We’re often conditioned to view work by artists currently in the minority as niche, intended for specific audiences. Particularly in the context of major institutions, work by artists of colour and artists with disabilities can be marginalized by their positioning within the season as token programming, side-stage events, or community outreach. I would argue that our long-held assumptions that this work is marginal, risky, or simply not mainstream are assumptions that actively work against the perception of artists who champion or identify as marginalized artists. But selecting such an artist as a leader means choosing someone who has fought against those assumptions – someone who is most likely resourceful, tenacious, and strategic. The moral imperative is present, yes – but the benefits to organizations who prioritize diversity are clear, tangible, and essential.

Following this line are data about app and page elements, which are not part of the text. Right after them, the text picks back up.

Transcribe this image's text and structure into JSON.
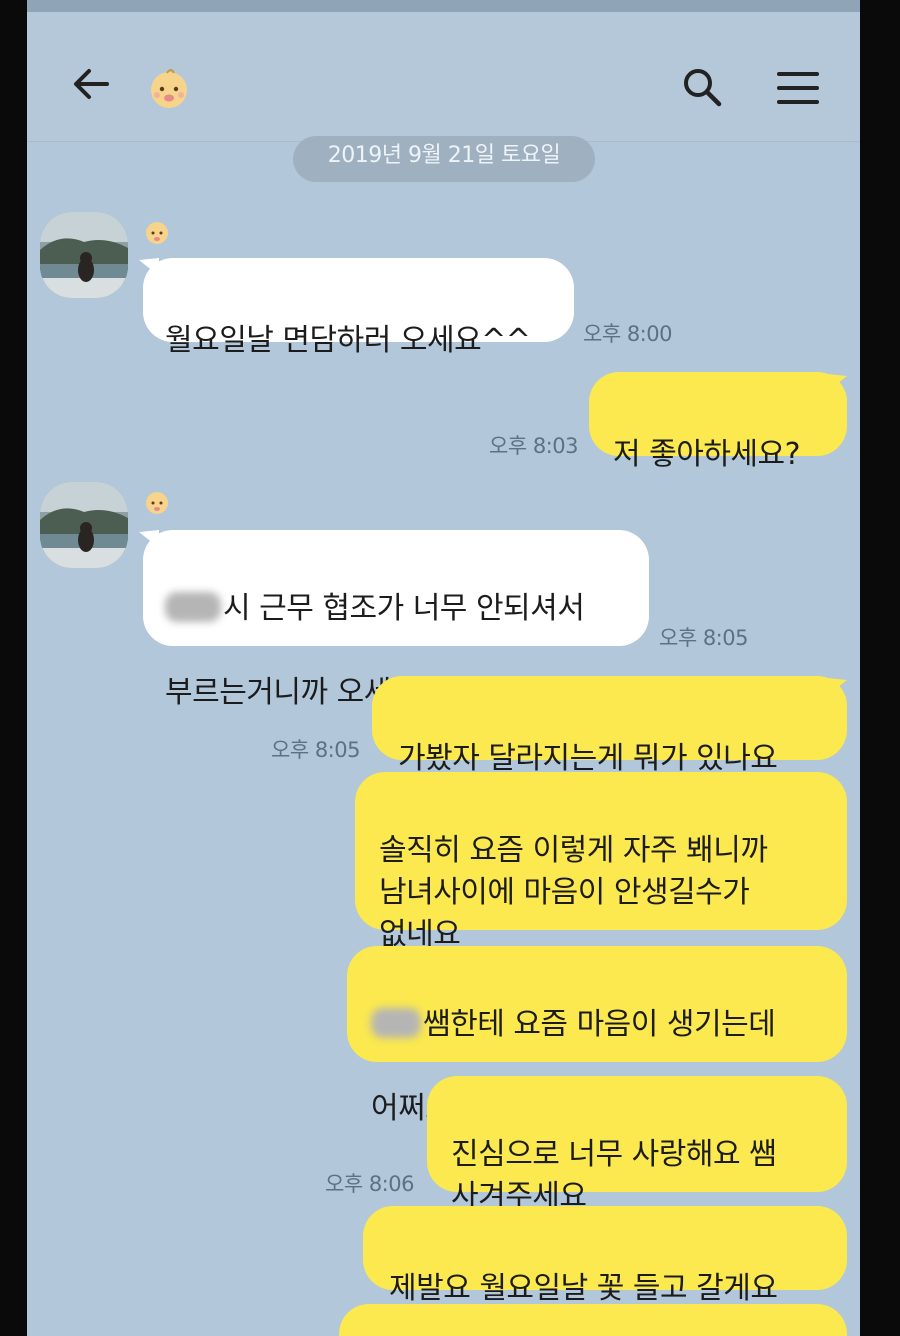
{
  "header": {
    "back_icon": "arrow-left-icon",
    "avatar_icon": "baby-face-icon",
    "search_icon": "search-icon",
    "menu_icon": "hamburger-menu-icon"
  },
  "date_divider": "2019년 9월 21일 토요일",
  "messages": [
    {
      "side": "in",
      "text": "월요일날 면담하러 오세요^^",
      "time": "오후 8:00"
    },
    {
      "side": "out",
      "text": "저 좋아하세요?",
      "time": "오후 8:03"
    },
    {
      "side": "in",
      "text_line1_suffix": "시 근무 협조가 너무 안되셔서",
      "text_line2": "부르는거니까 오세요~",
      "time": "오후 8:05"
    },
    {
      "side": "out",
      "text": "가봤자 달라지는게 뭐가 있나요",
      "time": "오후 8:05"
    },
    {
      "side": "out",
      "text": "솔직히 요즘 이렇게 자주 봬니까\n남녀사이에 마음이 안생길수가\n없네요"
    },
    {
      "side": "out",
      "text_line1_suffix": "쌤한테 요즘 마음이 생기는데",
      "text_line2": "어쩌죠 저랑 사겨주세요"
    },
    {
      "side": "out",
      "text": "진심으로 너무 사랑해요 쌤\n사겨주세요",
      "time": "오후 8:06"
    },
    {
      "side": "out",
      "text": "제발요 월요일날 꽃 들고 갈게요"
    }
  ],
  "colors": {
    "background": "#b2c7d9",
    "incoming_bubble": "#ffffff",
    "outgoing_bubble": "#fbe94f",
    "date_pill": "#9fb1c1",
    "time_text": "#5e7183"
  }
}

We’re at the precipice of a massive change in thinking, and the relevance and viability of our cultural institutions depends on leadership that is prepared to lead the charge. Women, artists of colour, and artists with disabilities have been waiting too long for representation in leadership positions. If the positions don’t go to artists currently kept in the minority, they must go to those who have demonstrated a commitment to programming and developing work from such artists.
Of course, there is no guarantee that a change in leadership – even to such a candidate – will bring about substantial change. The idea is as infinitely complex as our individual identities. But someone in these decision-making rooms must ask the questions and press forward. The hiring committees have an opportunity to start a shift in organizational thinking away from the status quo and towards the future – to position their organizations to be responsive and forward-thinking. These committees must recognize the profound value in changing the face of cultural leadership in our country. The viability of these institutions depends on it.